§ App and web page records:
((

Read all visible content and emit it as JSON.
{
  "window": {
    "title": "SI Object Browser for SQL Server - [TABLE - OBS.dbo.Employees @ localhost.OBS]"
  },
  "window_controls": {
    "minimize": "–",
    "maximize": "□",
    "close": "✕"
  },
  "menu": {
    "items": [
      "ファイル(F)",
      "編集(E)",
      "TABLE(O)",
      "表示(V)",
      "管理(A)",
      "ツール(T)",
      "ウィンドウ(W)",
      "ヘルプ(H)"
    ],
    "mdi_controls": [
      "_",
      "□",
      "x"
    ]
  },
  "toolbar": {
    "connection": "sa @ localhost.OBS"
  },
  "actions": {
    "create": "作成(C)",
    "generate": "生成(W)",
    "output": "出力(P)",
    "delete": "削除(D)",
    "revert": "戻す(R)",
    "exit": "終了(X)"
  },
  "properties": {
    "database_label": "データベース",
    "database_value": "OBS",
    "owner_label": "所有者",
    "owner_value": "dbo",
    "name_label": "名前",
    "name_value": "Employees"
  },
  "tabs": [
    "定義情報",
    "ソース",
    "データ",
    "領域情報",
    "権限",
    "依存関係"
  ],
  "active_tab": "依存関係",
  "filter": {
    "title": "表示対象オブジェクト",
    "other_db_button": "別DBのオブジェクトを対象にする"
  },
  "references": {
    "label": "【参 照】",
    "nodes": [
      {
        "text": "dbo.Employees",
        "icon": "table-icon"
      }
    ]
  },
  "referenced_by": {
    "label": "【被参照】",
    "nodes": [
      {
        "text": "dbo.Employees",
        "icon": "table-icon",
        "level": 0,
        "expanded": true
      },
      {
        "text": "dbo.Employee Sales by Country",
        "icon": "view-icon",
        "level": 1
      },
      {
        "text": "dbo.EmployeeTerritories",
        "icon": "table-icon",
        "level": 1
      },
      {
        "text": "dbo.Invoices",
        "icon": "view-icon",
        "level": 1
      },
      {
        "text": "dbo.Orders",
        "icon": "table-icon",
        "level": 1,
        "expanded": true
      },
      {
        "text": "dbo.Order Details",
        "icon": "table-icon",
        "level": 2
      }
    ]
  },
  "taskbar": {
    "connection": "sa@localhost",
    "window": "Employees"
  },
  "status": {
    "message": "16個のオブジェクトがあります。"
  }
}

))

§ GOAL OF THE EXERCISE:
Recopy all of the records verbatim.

§ FINAL ANSWER:
Read all visible content and emit it as JSON.
{
  "window": {
    "title": "SI Object Browser for SQL Server - [TABLE - OBS.dbo.Employees @ localhost.OBS]"
  },
  "window_controls": {
    "minimize": "–",
    "maximize": "□",
    "close": "✕"
  },
  "menu": {
    "items": [
      "ファイル(F)",
      "編集(E)",
      "TABLE(O)",
      "表示(V)",
      "管理(A)",
      "ツール(T)",
      "ウィンドウ(W)",
      "ヘルプ(H)"
    ],
    "mdi_controls": [
      "_",
      "□",
      "x"
    ]
  },
  "toolbar": {
    "connection": "sa @ localhost.OBS"
  },
  "actions": {
    "create": "作成(C)",
    "generate": "生成(W)",
    "output": "出力(P)",
    "delete": "削除(D)",
    "revert": "戻す(R)",
    "exit": "終了(X)"
  },
  "properties": {
    "database_label": "データベース",
    "database_value": "OBS",
    "owner_label": "所有者",
    "owner_value": "dbo",
    "name_label": "名前",
    "name_value": "Employees"
  },
  "tabs": [
    "定義情報",
    "ソース",
    "データ",
    "領域情報",
    "権限",
    "依存関係"
  ],
  "active_tab": "依存関係",
  "filter": {
    "title": "表示対象オブジェクト",
    "other_db_button": "別DBのオブジェクトを対象にする"
  },
  "references": {
    "label": "【参 照】",
    "nodes": [
      {
        "text": "dbo.Employees",
        "icon": "table-icon"
      }
    ]
  },
  "referenced_by": {
    "label": "【被参照】",
    "nodes": [
      {
        "text": "dbo.Employees",
        "icon": "table-icon",
        "level": 0,
        "expanded": true
      },
      {
        "text": "dbo.Employee Sales by Country",
        "icon": "view-icon",
        "level": 1
      },
      {
        "text": "dbo.EmployeeTerritories",
        "icon": "table-icon",
        "level": 1
      },
      {
        "text": "dbo.Invoices",
        "icon": "view-icon",
        "level": 1
      },
      {
        "text": "dbo.Orders",
        "icon": "table-icon",
        "level": 1,
        "expanded": true
      },
      {
        "text": "dbo.Order Details",
        "icon": "table-icon",
        "level": 2
      }
    ]
  },
  "taskbar": {
    "connection": "sa@localhost",
    "window": "Employees"
  },
  "status": {
    "message": "16個のオブジェクトがあります。"
  }
}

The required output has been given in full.